A new English-Yup’ik preschool may soon open in Bethel

The Lower Kuskokwim School District is considering opening a dual-language preschool in Bethel in January 2020. (Courtesy Lower Kuskokwim School District)

Bethel parents may have another daycare option soon. This January, the Lower Kuskokwim School District is hoping to pilot a dual language preschool in Bethel. However, there are some major hurdles to be overcome before the district can move forward. 

Director of Elementary Christina Robbins says that LKSD found some extra money this year for some extra teachers, so they started talking about a Dual Language Enrichment, or DLE, preschool in Bethel.

“We’re definitely hopeful that this happens this spring,” Robbins said.

However, Robbins says that they still need to find a suitable location, transportation for students, and enough certified teachers. That last part is no small challenge, considering the money for this preschool came from unfilled teaching positions.

The Pledge of Allegiance, written in Yup’ik. (Photo courtesy of Sally Benedict)

Early Childhood Education Coordinator Kristin Henke said that if the new preschool does open in January, it would take students off the current waitlist. She said that there are currently 20 children on the waitlist for the four existing preschools in Bethel, none of which have DLE.

“And there may be more families interested if they know it’s dual language,” Henke added.

Once students reach kindergarten, the DLE model would mean that half the classes are taught in English and half in Yup’ik. 

“But three and four-year-olds learn through play,” Henke said.

In dual language preschools, Henke says that students practice pre-literacy skills with activities like word games in both languages.

“We value both of their languages equally,” Henke said.

Henke said that parents can reach out to LKSD to get on the waitlist for the DLE preschool pilot program. She says that the dstrict will know by next month if it will be able to open.

LKSD is also exploring additional Yup’ik classes for middle school. Director of Secondary Education Erin Schalk says that the district has a robust Yup’ik curriculum for its elementary and high schools, but less so for middle school.

“We recognize that there are some gaps,” Schalk said.

Related: Sealaska Heritage to release collection of lullabies, children’s book, in three Alaska Native languages
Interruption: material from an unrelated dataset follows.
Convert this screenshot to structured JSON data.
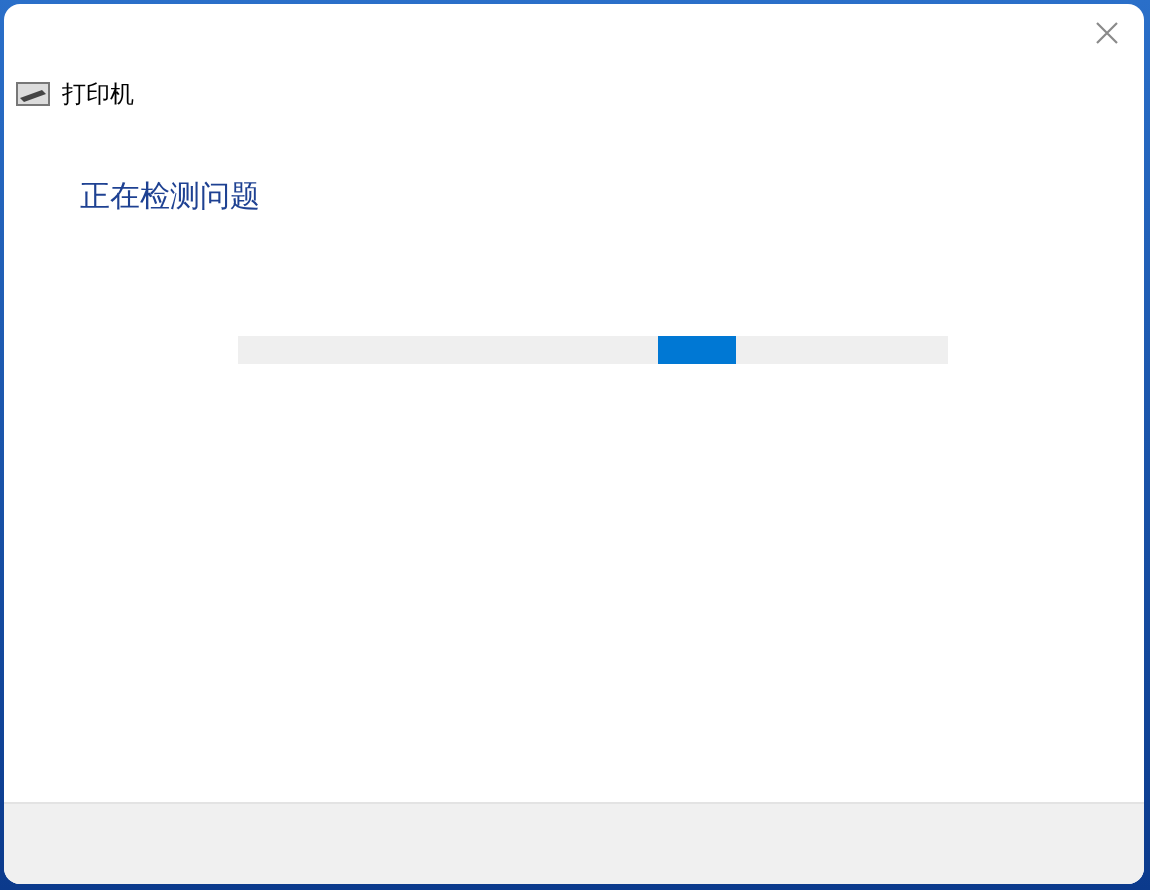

The district has identified a need for conversational Yup’ik courses in middle school, and also for high school students who transfer from schools that don’t teach Yup’ik.  

Schalk says that they hope to offer the additional Yup’ik curriculum for middle and high school by the fall of 2022 or sooner.  

Previous articlePush to grow Alaska’s mariculture includes new how-to training for budding seaweed farmers
Next articleAfter a week in the dark, remote Diomede’s power is restored, but phones remain down